[Dataset rows describing interfaces]
● ● ● ● ● ● ●

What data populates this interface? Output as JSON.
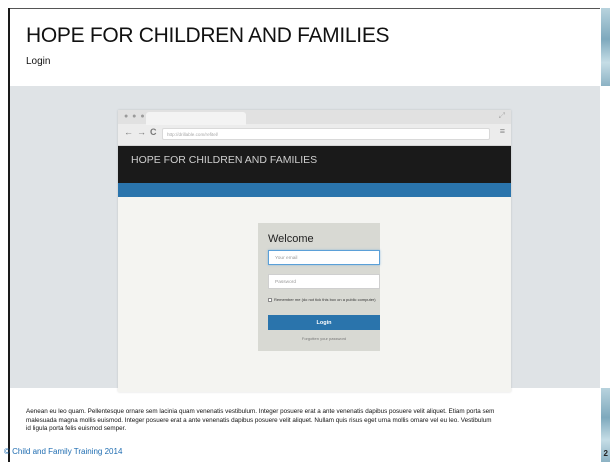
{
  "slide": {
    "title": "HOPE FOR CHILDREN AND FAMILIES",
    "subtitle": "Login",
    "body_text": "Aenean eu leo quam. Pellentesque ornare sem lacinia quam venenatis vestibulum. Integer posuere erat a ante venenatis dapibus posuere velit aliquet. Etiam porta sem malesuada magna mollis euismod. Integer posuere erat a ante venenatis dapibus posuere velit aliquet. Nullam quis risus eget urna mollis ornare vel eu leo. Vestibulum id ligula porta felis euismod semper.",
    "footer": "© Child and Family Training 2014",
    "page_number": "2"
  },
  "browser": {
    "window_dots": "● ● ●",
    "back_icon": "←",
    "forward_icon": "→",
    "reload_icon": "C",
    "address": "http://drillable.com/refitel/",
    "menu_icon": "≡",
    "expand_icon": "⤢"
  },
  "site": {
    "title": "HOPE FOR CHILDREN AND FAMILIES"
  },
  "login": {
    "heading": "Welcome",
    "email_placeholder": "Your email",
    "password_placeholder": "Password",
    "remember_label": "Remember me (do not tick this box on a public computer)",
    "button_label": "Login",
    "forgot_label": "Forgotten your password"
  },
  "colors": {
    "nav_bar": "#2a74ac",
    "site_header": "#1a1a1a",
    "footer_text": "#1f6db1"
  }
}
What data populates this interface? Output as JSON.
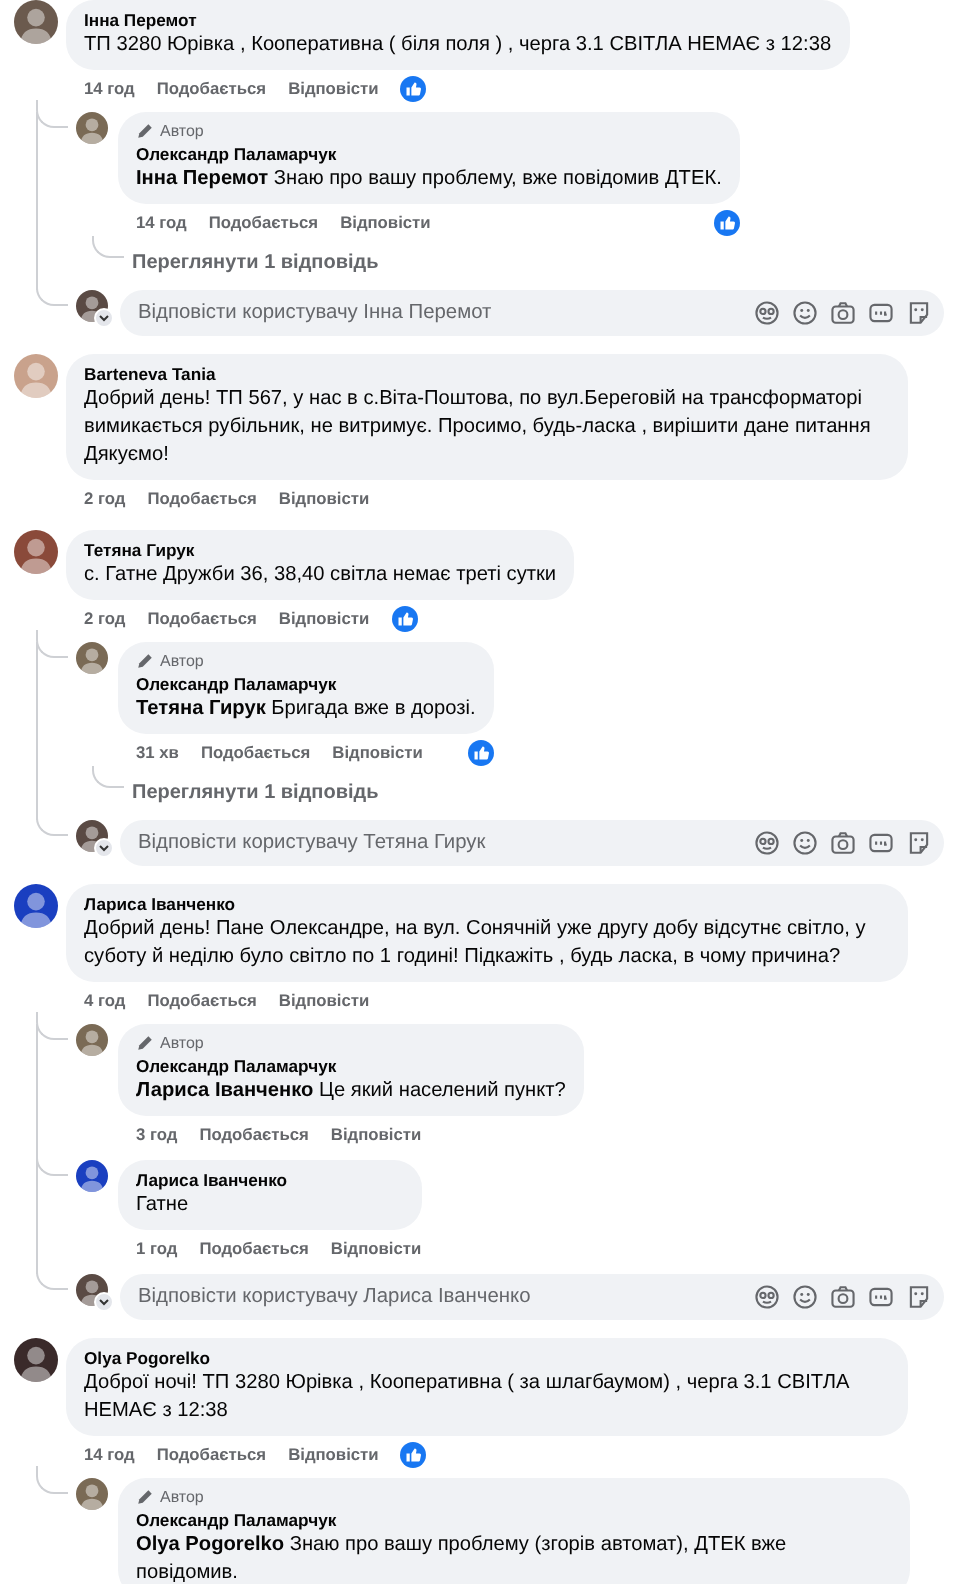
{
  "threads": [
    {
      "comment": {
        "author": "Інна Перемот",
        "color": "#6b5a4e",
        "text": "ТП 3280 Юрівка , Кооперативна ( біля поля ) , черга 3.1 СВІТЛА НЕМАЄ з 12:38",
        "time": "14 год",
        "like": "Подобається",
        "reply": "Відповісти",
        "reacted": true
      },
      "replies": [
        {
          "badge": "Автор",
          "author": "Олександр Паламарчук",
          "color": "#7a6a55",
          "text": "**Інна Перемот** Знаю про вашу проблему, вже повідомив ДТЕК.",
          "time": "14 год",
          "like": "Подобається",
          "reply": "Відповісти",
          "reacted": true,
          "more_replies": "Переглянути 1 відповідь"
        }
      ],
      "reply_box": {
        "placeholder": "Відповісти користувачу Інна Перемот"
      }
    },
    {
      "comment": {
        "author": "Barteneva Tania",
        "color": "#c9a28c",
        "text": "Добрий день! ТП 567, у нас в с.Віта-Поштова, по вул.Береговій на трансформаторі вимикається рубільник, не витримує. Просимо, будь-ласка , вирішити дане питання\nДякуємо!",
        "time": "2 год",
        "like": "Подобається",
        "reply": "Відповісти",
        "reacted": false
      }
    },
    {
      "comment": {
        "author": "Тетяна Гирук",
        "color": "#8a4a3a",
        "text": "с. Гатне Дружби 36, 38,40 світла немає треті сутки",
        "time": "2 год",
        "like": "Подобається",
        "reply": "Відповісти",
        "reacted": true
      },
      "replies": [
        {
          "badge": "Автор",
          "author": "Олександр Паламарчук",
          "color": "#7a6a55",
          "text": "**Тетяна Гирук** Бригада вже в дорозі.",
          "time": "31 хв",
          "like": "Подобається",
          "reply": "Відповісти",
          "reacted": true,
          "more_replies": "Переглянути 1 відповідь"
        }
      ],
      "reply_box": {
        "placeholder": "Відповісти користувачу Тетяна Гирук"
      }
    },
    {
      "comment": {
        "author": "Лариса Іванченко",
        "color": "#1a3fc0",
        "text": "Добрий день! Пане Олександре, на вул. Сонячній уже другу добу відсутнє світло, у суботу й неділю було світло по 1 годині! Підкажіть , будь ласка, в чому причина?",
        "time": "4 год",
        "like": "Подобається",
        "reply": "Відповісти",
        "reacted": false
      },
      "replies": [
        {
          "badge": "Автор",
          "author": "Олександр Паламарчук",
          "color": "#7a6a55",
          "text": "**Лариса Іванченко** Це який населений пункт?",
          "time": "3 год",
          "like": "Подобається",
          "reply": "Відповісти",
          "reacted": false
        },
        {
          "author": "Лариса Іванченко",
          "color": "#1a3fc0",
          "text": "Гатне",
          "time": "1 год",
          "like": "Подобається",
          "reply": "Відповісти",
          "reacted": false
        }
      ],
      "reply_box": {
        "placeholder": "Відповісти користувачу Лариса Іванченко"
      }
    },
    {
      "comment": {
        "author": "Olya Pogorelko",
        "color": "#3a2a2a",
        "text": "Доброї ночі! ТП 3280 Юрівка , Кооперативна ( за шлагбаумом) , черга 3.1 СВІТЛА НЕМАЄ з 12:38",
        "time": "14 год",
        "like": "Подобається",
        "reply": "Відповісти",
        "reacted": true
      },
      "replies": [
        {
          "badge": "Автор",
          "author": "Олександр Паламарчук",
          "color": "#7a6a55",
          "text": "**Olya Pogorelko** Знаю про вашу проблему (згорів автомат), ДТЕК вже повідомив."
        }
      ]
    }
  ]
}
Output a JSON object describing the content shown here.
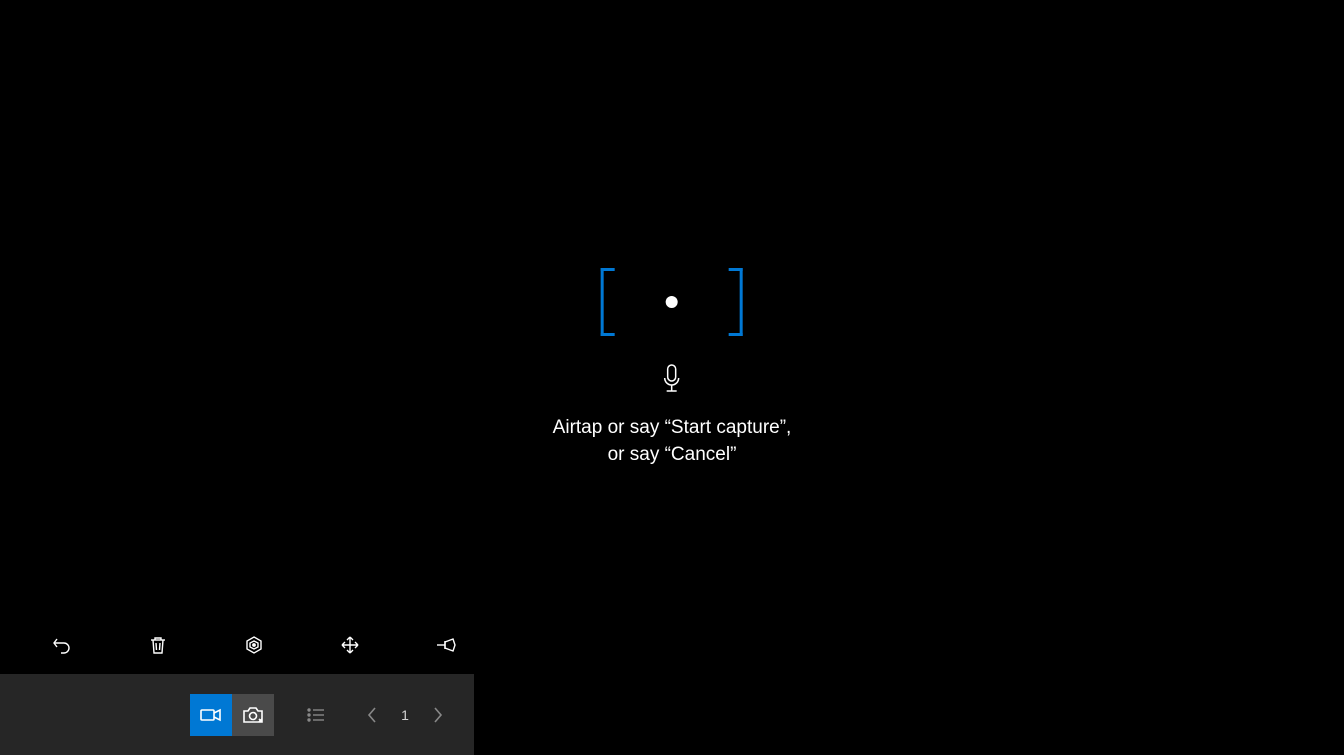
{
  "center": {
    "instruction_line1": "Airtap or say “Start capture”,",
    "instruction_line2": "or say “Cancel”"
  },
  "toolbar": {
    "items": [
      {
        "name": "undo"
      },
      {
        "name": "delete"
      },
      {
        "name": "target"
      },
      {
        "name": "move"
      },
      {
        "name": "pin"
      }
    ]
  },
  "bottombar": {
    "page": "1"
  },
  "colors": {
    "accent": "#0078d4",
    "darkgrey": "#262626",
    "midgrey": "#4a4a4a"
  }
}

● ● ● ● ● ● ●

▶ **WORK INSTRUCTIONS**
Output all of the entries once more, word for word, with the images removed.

▶ **RESULT OF THE EXERCISE**
What data populates this interface? Output as JSON.
{
  "slide": {
    "title": "HOPE FOR CHILDREN AND FAMILIES",
    "subtitle": "Login",
    "body_text": "Aenean eu leo quam. Pellentesque ornare sem lacinia quam venenatis vestibulum. Integer posuere erat a ante venenatis dapibus posuere velit aliquet. Etiam porta sem malesuada magna mollis euismod. Integer posuere erat a ante venenatis dapibus posuere velit aliquet. Nullam quis risus eget urna mollis ornare vel eu leo. Vestibulum id ligula porta felis euismod semper.",
    "footer": "© Child and Family Training 2014",
    "page_number": "2"
  },
  "browser": {
    "window_dots": "● ● ●",
    "back_icon": "←",
    "forward_icon": "→",
    "reload_icon": "C",
    "address": "http://drillable.com/refitel/",
    "menu_icon": "≡",
    "expand_icon": "⤢"
  },
  "site": {
    "title": "HOPE FOR CHILDREN AND FAMILIES"
  },
  "login": {
    "heading": "Welcome",
    "email_placeholder": "Your email",
    "password_placeholder": "Password",
    "remember_label": "Remember me (do not tick this box on a public computer)",
    "button_label": "Login",
    "forgot_label": "Forgotten your password"
  },
  "colors": {
    "nav_bar": "#2a74ac",
    "site_header": "#1a1a1a",
    "footer_text": "#1f6db1"
  }
}
What data populates this interface? Output as JSON.
{
  "threads": [
    {
      "comment": {
        "author": "Інна Перемот",
        "color": "#6b5a4e",
        "text": "ТП 3280 Юрівка , Кооперативна ( біля поля ) , черга 3.1 СВІТЛА НЕМАЄ з 12:38",
        "time": "14 год",
        "like": "Подобається",
        "reply": "Відповісти",
        "reacted": true
      },
      "replies": [
        {
          "badge": "Автор",
          "author": "Олександр Паламарчук",
          "color": "#7a6a55",
          "text": "**Інна Перемот** Знаю про вашу проблему, вже повідомив ДТЕК.",
          "time": "14 год",
          "like": "Подобається",
          "reply": "Відповісти",
          "reacted": true,
          "more_replies": "Переглянути 1 відповідь"
        }
      ],
      "reply_box": {
        "placeholder": "Відповісти користувачу Інна Перемот"
      }
    },
    {
      "comment": {
        "author": "Barteneva Tania",
        "color": "#c9a28c",
        "text": "Добрий день! ТП 567, у нас в с.Віта-Поштова, по вул.Береговій на трансформаторі вимикається рубільник, не витримує. Просимо, будь-ласка , вирішити дане питання\nДякуємо!",
        "time": "2 год",
        "like": "Подобається",
        "reply": "Відповісти",
        "reacted": false
      }
    },
    {
      "comment": {
        "author": "Тетяна Гирук",
        "color": "#8a4a3a",
        "text": "с. Гатне Дружби 36, 38,40 світла немає треті сутки",
        "time": "2 год",
        "like": "Подобається",
        "reply": "Відповісти",
        "reacted": true
      },
      "replies": [
        {
          "badge": "Автор",
          "author": "Олександр Паламарчук",
          "color": "#7a6a55",
          "text": "**Тетяна Гирук** Бригада вже в дорозі.",
          "time": "31 хв",
          "like": "Подобається",
          "reply": "Відповісти",
          "reacted": true,
          "more_replies": "Переглянути 1 відповідь"
        }
      ],
      "reply_box": {
        "placeholder": "Відповісти користувачу Тетяна Гирук"
      }
    },
    {
      "comment": {
        "author": "Лариса Іванченко",
        "color": "#1a3fc0",
        "text": "Добрий день! Пане Олександре, на вул. Сонячній уже другу добу відсутнє світло, у суботу й неділю було світло по 1 годині! Підкажіть , будь ласка, в чому причина?",
        "time": "4 год",
        "like": "Подобається",
        "reply": "Відповісти",
        "reacted": false
      },
      "replies": [
        {
          "badge": "Автор",
          "author": "Олександр Паламарчук",
          "color": "#7a6a55",
          "text": "**Лариса Іванченко** Це який населений пункт?",
          "time": "3 год",
          "like": "Подобається",
          "reply": "Відповісти",
          "reacted": false
        },
        {
          "author": "Лариса Іванченко",
          "color": "#1a3fc0",
          "text": "Гатне",
          "time": "1 год",
          "like": "Подобається",
          "reply": "Відповісти",
          "reacted": false
        }
      ],
      "reply_box": {
        "placeholder": "Відповісти користувачу Лариса Іванченко"
      }
    },
    {
      "comment": {
        "author": "Olya Pogorelko",
        "color": "#3a2a2a",
        "text": "Доброї ночі! ТП 3280 Юрівка , Кооперативна ( за шлагбаумом) , черга 3.1 СВІТЛА НЕМАЄ з 12:38",
        "time": "14 год",
        "like": "Подобається",
        "reply": "Відповісти",
        "reacted": true
      },
      "replies": [
        {
          "badge": "Автор",
          "author": "Олександр Паламарчук",
          "color": "#7a6a55",
          "text": "**Olya Pogorelko** Знаю про вашу проблему (згорів автомат), ДТЕК вже повідомив."
        }
      ]
    }
  ]
}
Output a JSON object describing the content shown here.
{
  "center": {
    "instruction_line1": "Airtap or say “Start capture”,",
    "instruction_line2": "or say “Cancel”"
  },
  "toolbar": {
    "items": [
      {
        "name": "undo"
      },
      {
        "name": "delete"
      },
      {
        "name": "target"
      },
      {
        "name": "move"
      },
      {
        "name": "pin"
      }
    ]
  },
  "bottombar": {
    "page": "1"
  },
  "colors": {
    "accent": "#0078d4",
    "darkgrey": "#262626",
    "midgrey": "#4a4a4a"
  }
}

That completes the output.